■ THE TASK: From the entries, copy each line that includes "OpenDocument".

:: MATERIAL SUPPLIED

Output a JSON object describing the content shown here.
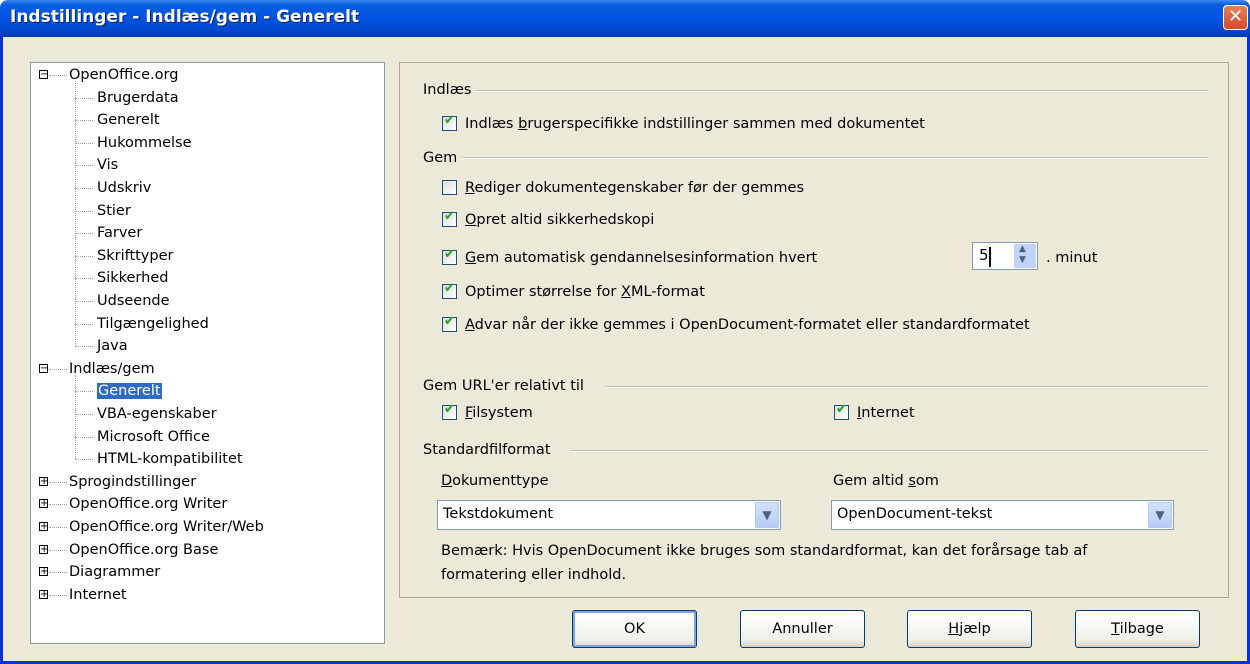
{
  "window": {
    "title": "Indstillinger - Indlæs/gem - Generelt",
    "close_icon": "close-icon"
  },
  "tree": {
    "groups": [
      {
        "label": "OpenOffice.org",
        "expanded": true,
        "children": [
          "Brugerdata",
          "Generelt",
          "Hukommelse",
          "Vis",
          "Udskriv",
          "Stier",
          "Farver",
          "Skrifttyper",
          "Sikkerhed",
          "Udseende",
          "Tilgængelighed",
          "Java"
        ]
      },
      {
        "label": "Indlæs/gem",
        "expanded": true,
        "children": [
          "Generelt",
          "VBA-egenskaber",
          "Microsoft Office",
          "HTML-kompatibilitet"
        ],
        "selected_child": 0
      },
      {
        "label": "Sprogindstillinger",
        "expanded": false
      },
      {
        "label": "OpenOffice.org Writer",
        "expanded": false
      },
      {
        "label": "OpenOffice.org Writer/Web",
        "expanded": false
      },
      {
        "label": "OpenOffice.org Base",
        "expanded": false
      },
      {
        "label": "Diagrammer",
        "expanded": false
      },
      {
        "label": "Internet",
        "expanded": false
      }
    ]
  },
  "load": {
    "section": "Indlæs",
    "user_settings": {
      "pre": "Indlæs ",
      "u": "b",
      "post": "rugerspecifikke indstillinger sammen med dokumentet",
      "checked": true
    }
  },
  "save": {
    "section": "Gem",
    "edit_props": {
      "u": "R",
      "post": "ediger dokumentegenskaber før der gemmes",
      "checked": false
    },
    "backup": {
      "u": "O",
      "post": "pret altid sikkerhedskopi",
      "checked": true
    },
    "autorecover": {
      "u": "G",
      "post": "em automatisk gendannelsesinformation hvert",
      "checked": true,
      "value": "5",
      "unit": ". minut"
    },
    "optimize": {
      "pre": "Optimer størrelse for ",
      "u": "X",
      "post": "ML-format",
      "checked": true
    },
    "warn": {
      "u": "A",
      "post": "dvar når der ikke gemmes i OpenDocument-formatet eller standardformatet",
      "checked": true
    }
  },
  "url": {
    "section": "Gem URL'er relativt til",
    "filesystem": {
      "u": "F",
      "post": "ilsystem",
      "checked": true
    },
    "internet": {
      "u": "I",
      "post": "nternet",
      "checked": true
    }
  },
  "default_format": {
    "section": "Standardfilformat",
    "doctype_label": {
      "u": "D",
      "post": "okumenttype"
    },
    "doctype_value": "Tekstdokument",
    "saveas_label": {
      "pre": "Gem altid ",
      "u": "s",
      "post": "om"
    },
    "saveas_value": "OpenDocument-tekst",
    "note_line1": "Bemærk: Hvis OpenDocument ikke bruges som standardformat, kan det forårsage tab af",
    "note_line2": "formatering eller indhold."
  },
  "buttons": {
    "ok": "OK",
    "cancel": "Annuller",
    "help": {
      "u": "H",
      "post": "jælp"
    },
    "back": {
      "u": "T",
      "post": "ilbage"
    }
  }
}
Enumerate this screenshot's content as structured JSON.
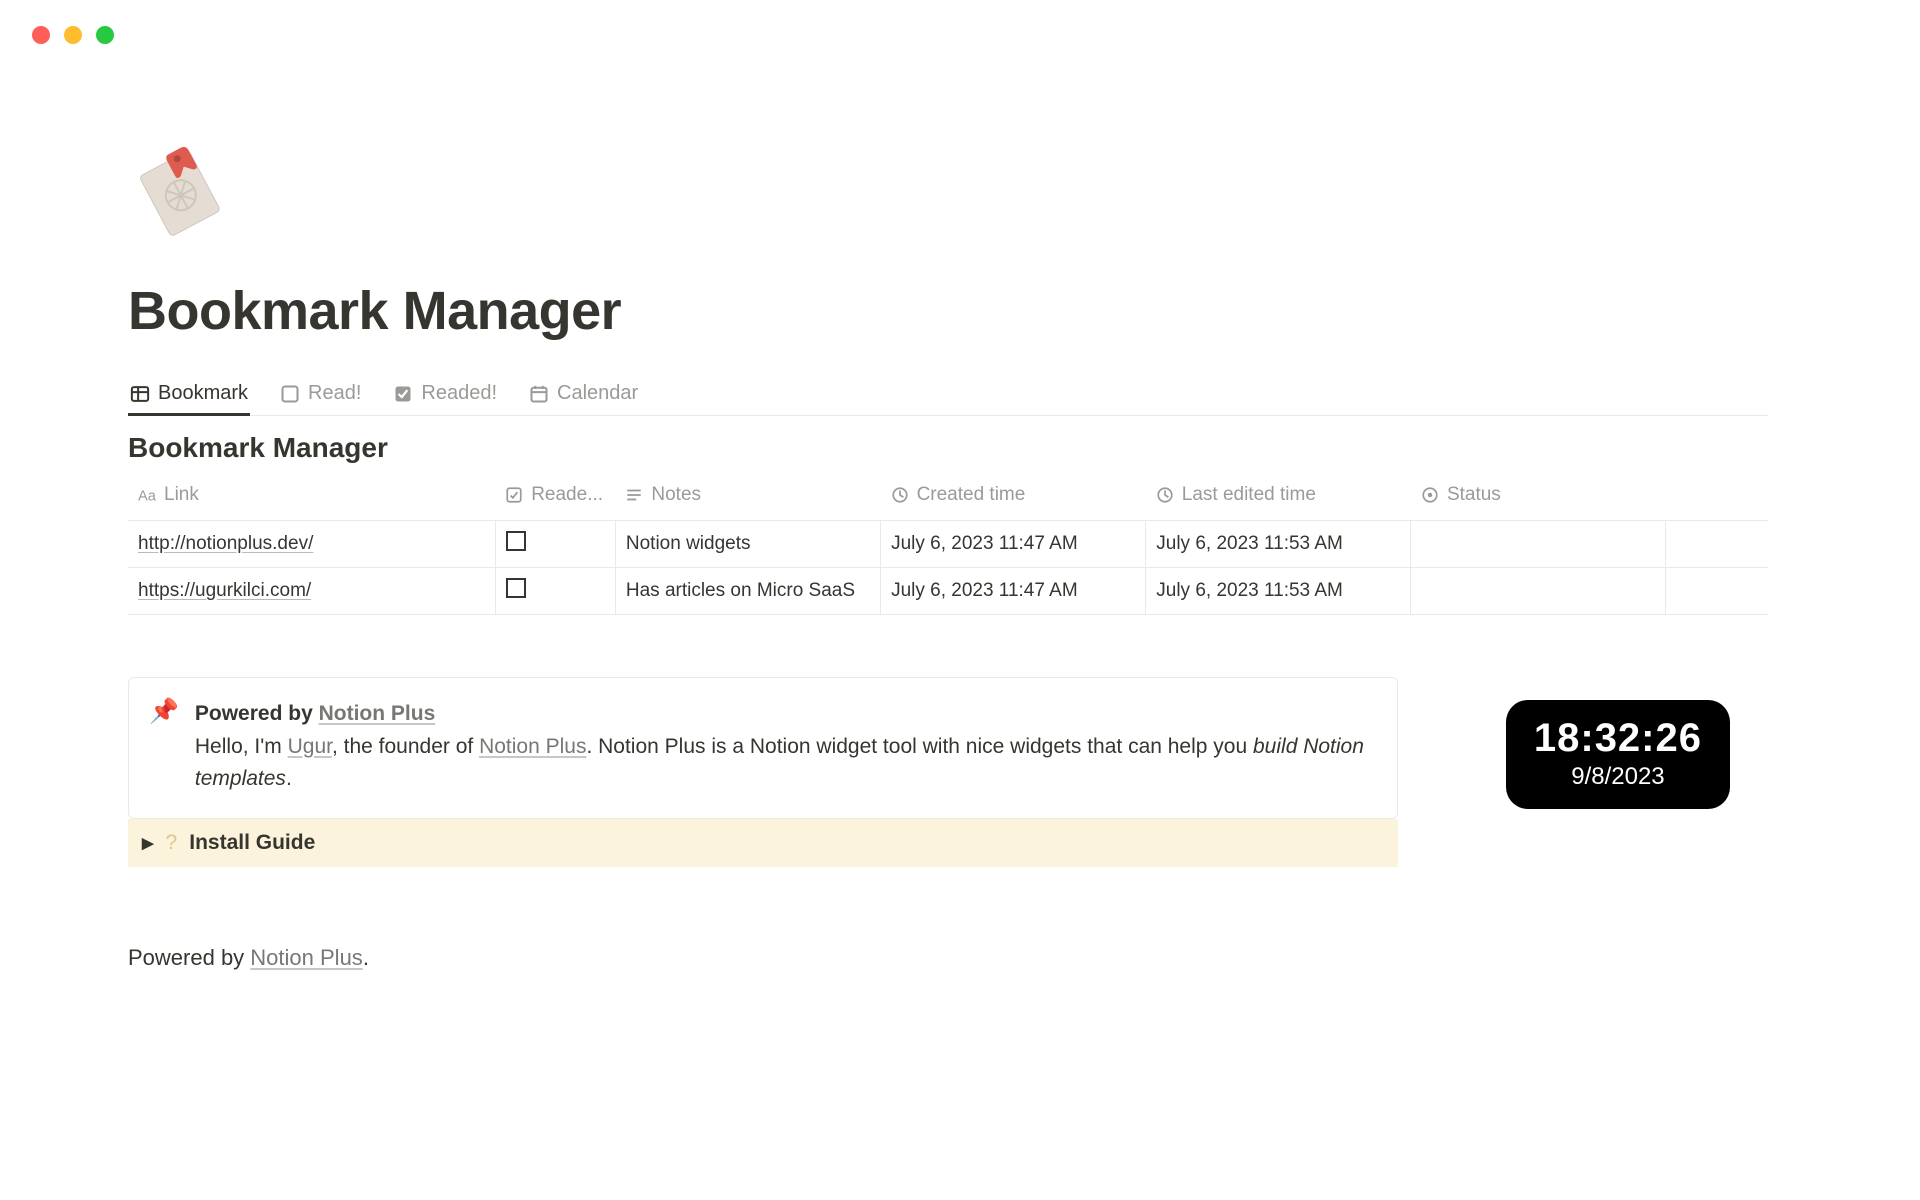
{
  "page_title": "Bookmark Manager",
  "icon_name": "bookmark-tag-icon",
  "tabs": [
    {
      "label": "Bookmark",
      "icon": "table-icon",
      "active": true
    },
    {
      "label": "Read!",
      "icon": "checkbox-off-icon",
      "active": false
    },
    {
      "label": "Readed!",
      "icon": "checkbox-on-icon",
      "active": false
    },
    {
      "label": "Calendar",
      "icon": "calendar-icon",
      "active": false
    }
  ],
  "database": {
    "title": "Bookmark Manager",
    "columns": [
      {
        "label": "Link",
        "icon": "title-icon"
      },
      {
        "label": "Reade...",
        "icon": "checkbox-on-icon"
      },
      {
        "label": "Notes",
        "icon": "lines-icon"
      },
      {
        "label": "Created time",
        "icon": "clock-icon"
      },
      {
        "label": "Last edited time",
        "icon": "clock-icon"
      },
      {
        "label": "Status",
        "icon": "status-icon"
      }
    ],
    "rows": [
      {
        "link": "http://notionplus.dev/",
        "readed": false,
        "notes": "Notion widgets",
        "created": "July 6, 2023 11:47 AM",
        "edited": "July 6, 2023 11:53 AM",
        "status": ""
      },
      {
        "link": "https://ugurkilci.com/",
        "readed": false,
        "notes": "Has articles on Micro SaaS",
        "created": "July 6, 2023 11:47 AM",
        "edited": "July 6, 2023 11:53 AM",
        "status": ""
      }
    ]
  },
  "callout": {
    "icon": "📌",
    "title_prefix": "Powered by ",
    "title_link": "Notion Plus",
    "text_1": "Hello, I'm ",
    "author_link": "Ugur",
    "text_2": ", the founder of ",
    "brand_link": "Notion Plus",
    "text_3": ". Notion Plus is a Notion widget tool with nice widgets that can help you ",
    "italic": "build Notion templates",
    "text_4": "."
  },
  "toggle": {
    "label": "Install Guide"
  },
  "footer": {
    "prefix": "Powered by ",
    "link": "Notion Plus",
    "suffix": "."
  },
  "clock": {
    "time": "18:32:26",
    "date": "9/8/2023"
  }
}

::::
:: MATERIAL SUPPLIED

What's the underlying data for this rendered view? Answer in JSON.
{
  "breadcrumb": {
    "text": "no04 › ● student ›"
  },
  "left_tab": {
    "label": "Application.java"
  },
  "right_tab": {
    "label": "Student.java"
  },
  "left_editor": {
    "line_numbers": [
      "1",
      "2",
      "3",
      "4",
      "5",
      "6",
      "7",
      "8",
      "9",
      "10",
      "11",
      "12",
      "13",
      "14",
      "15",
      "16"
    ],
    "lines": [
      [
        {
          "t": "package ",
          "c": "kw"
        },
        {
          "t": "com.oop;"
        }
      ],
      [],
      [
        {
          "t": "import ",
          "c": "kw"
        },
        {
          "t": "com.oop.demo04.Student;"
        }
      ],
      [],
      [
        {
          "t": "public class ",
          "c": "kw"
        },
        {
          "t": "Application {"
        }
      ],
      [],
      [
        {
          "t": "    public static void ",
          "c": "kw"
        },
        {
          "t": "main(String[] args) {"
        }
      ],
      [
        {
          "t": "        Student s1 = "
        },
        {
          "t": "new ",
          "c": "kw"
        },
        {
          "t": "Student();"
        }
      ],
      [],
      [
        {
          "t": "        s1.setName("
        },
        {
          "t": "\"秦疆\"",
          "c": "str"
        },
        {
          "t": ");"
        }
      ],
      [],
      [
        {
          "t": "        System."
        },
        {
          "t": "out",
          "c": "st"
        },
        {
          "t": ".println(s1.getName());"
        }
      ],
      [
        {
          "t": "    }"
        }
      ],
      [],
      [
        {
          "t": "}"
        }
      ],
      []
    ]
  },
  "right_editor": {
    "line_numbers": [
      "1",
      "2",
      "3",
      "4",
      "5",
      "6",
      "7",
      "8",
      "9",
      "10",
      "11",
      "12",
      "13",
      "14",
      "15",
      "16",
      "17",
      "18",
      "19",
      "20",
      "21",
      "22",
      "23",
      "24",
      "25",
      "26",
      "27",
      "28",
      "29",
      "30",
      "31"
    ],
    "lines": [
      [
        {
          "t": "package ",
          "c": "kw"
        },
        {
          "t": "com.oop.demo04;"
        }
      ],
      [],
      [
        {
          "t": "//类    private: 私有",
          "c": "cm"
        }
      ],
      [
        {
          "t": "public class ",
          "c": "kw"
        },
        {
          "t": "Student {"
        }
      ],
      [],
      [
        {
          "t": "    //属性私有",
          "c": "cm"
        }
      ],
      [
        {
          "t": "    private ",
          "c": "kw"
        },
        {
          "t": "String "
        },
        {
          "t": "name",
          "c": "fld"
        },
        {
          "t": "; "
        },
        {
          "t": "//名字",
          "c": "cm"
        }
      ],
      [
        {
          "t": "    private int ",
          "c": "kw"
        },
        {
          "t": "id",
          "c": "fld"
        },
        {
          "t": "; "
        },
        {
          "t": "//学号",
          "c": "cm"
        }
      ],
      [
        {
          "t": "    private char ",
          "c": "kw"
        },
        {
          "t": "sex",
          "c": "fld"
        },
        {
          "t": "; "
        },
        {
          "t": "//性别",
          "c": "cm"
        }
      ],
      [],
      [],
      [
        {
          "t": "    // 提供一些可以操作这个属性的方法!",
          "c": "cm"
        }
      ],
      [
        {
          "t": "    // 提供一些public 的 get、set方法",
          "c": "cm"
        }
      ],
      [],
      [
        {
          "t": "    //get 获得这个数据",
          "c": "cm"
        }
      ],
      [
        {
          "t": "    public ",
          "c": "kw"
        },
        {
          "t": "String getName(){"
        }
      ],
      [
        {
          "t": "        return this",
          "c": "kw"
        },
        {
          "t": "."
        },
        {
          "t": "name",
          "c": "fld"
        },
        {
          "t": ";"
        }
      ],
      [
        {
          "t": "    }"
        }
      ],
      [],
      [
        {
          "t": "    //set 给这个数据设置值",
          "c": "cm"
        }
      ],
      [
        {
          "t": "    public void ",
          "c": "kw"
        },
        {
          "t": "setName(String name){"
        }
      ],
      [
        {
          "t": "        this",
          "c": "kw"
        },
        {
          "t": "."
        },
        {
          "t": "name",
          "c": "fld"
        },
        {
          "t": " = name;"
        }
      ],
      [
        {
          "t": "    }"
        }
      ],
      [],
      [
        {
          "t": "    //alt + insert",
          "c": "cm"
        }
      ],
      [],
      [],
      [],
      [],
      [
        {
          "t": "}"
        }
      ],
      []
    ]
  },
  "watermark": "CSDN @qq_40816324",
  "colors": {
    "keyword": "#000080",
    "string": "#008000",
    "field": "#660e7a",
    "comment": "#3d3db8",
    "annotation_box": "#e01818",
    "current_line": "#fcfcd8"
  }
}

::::

■ ANSWER BOX:
      "post": "dvar når der ikke gemmes i OpenDocument-formatet eller standardformatet",
    "saveas_value": "OpenDocument-tekst",
    "note_line1": "Bemærk: Hvis OpenDocument ikke bruges som standardformat, kan det forårsage tab af",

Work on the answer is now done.